But when I see an attractive woman in an evening dress holding a jazz guitar like it’s an extension of her arms, I become very interested indeed. Mary Osborne was more than a pretty face. She was a great swinging jazz guitarist that every fan of swing guitar should hear.  

Born in 1921, Osborne began playing guitar at age nine. At some point in her teens, she was influenced by seeing Charlie Christian perform Django’s “St. Louis Blues” note for note on electric guitar. She immediately purchased a Gibson ES-150 and started playing lines with a direct, laser-like focus. Her sound is big, as are her statements.

She occasionally slips and slides like a playful Les Paul, with a hard-hitting Mickey Baker edge and a Charlie Christian aesthetic hovering over it, so don’t expect gentle utterances. Mary Osborne was a bad-ass, and she’s at her best on A Girl and Her Guitar.

Released on the Warwick label in 1959, it features the great pianist Tommy Flanagan, rhythm guitarist Danny Barker, bassist Tommy Potter, and drummer Papa Jo Jones.

It’s a superb and accomplished band. “I Love Paris” opens the record with a bang. Papa Jo’s rimshots answer Osborne's swinging minor-key lines before the band enters, hard as a rock. This track instantly encourages the listener to stick around for more.

I can’t help thinking of Christian as well as Les Paul on “How High the Moon,” but Osborne does her own thing. She’s bluesy, melodic, and powerful. Gotta love Tommy Flanagan’s last note of his opening solo line that is perfectly a half-step off from what I expect. Most every time I hear it, I say “Ha!” out loud.

“Mary’s Goodbye Blues” is another favorite of mine. It’s blue and swinging but never departs from a candlelit midnight hour. That’s not easy to do, and unless everyone is in the zone, the compulsion to make something happen can prevent anything real from happening at all. Osborne and the group succeed beautifully at keeping this performance blue. 

“I Found a New Baby” shows Osborne's technical prowess while she shreds memorable melodic lines that are interspersed with power octaves, and there is another great piano solo by Mr. Flanagan. “Sophisticated Lady” is lovely and introspective, with a memorable chord melody intro.

Mary Osborne (left) and Tal Farlow

Mary Osborne and Tal Farlow tracking 1954's Cats vs Chicks album that had male jazz artists trading licks with female artists for a fun, high-concept 'battle of the sexes' album. (Image credit: Michael Ochs Archives/Getty Images)

The changes of “Body and Soul” always separate the men from the boys, but Osborne’s playing seems effortless while she prioritizes melody over all else. Osborne is always on point and playing “music.” She doesn’t show off, and she doesn’t play for the guitarist in the front row, She conjures up atmosphere and the truth of the moment.

On the intro of “I Surrender Dear,” rhythm guitarist Danny Barker complements her playing perfectly before the band enters.

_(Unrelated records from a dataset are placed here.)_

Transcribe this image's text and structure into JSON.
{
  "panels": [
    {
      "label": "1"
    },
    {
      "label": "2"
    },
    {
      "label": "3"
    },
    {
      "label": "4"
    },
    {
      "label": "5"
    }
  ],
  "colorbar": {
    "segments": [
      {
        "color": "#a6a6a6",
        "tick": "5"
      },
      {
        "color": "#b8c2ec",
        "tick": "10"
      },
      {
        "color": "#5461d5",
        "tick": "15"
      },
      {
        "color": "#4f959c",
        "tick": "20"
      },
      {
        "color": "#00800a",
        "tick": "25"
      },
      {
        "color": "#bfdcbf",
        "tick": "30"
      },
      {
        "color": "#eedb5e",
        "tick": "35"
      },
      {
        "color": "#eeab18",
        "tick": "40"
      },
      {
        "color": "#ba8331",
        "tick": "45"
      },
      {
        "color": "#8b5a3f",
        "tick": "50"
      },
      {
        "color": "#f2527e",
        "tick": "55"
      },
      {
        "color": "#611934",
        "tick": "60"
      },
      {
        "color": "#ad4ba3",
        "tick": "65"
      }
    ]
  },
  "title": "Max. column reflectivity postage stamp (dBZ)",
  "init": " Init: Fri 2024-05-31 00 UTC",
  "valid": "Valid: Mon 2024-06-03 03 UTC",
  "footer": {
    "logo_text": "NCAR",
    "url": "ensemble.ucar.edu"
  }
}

Osborne surrounded herself with a world-class jazz militia, and every player on this record is a joy to hear. The LP’s last cut, “These Foolish Things,” feels like I’m sitting by a warm fire after a wonderful day.

It closes this excellent record perfectly. If you haven’t heard Mary Osborne, or are just a fan of Charlie Christian–style guitar playing, A Girl and Her Guitar is a must-have. It’s the kind of record one could transcribe or keep on replay to feel uplifted and energized by its vibe. Mary Osborne is the real deal.